The American Civil Liberties Union is taking up arms against an Arizona law that has banned sex or race-based abortions.
The 2011 law made it a felony for physicians to provide an abortion while knowing the reason was because of the baby’s sex or race. The ACLU has claimed that the law illegally and unconstitutionally singles out Asian and black women and uses stereotypes that claim Asian women often abort babies based on male preference and black women based on race preference.
The ACLU, representing the National Association for the Advancement of Colored People's Maricopa County branch and the National Asian Pacific American Women's Forum, filed a lawsuit Wednesday seeking an injunction against the law.
In addition, the law requires all doctors to question patients about their intentions, as well as to sign an affidavit swearing that the race and/or sex of the baby is not the reason for the abortion.

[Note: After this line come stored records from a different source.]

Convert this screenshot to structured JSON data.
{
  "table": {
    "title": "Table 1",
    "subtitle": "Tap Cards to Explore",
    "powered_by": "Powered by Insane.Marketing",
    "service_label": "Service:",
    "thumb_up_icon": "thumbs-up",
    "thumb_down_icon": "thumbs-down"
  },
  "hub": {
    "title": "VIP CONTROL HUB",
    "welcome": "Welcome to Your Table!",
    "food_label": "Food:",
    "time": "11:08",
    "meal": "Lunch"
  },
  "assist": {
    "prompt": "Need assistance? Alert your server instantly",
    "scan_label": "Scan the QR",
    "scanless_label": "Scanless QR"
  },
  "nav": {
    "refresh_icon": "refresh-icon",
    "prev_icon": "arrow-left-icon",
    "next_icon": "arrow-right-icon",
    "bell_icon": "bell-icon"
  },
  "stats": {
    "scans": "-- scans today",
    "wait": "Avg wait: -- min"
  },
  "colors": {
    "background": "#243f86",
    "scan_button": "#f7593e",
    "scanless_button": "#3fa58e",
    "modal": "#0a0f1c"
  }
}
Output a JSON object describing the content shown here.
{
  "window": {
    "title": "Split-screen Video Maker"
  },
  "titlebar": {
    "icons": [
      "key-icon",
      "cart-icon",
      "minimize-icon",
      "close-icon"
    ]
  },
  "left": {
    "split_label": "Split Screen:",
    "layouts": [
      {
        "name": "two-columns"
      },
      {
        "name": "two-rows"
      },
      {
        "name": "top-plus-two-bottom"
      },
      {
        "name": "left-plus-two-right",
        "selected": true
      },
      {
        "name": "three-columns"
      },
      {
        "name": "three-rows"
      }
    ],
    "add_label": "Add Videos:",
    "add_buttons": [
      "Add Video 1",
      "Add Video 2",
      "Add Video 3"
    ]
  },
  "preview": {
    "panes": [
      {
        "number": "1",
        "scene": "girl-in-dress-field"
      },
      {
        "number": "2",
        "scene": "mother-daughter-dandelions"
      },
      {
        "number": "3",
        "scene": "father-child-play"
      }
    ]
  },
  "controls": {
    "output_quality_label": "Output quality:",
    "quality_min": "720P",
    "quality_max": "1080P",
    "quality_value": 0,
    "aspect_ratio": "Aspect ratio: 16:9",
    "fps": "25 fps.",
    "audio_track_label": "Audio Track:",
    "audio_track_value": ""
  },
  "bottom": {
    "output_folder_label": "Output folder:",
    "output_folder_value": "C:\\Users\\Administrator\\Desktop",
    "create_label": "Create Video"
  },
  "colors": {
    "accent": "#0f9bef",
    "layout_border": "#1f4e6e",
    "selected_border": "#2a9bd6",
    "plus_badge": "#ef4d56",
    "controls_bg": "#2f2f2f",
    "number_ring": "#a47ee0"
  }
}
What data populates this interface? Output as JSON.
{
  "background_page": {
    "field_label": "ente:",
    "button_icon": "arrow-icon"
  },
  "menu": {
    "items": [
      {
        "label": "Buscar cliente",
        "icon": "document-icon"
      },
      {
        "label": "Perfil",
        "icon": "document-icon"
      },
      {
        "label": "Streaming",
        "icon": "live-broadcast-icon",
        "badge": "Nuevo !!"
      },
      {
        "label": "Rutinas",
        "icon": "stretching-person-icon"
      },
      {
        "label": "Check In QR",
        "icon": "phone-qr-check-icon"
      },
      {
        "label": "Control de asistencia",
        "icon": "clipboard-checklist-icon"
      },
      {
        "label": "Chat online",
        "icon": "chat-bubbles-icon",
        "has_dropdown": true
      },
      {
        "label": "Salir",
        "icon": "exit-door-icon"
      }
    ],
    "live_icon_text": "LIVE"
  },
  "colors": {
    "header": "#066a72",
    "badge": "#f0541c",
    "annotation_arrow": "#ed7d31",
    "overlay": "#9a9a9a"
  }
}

"This law is clearly a wolf in sheep's clothing that purports to be about achieving equality for women when in reality it's an attempt to control our reproductive decisions-making," said Miriam Yeung, NAPAWF's executive director. "We hope the judgment in this case will expose the true intentions of the politicians behind these abortion bans and show unequivocally that they discriminate against women of color, Asian-American and African-American in particular."
One of the sponsors of the bill, Rep. Steve Montenegro (R), claims that the law intends to prevent discrimination, not exacerbate it.
"We don't want to discriminate based on somebody's sex or somebody's race," said Montenegro. "This has to do with protecting the dignity of life and not allowing abortions to be performed based on the sex of the baby or the race of the baby. That's what this is about."
Discrimination, then, in this case, depends on the point of view: the mother’s or the child’s. The law is clearly attempting to protect the child from discrimination, and the ACLU is attempting to protect women’s 14th amendment equal protection rights.
The equal amendment clause does contend that laws cannot be passed with a discriminatory intent in mind, but depending on the judge’s point of view — the child’s or the mother’s — this case could go either way.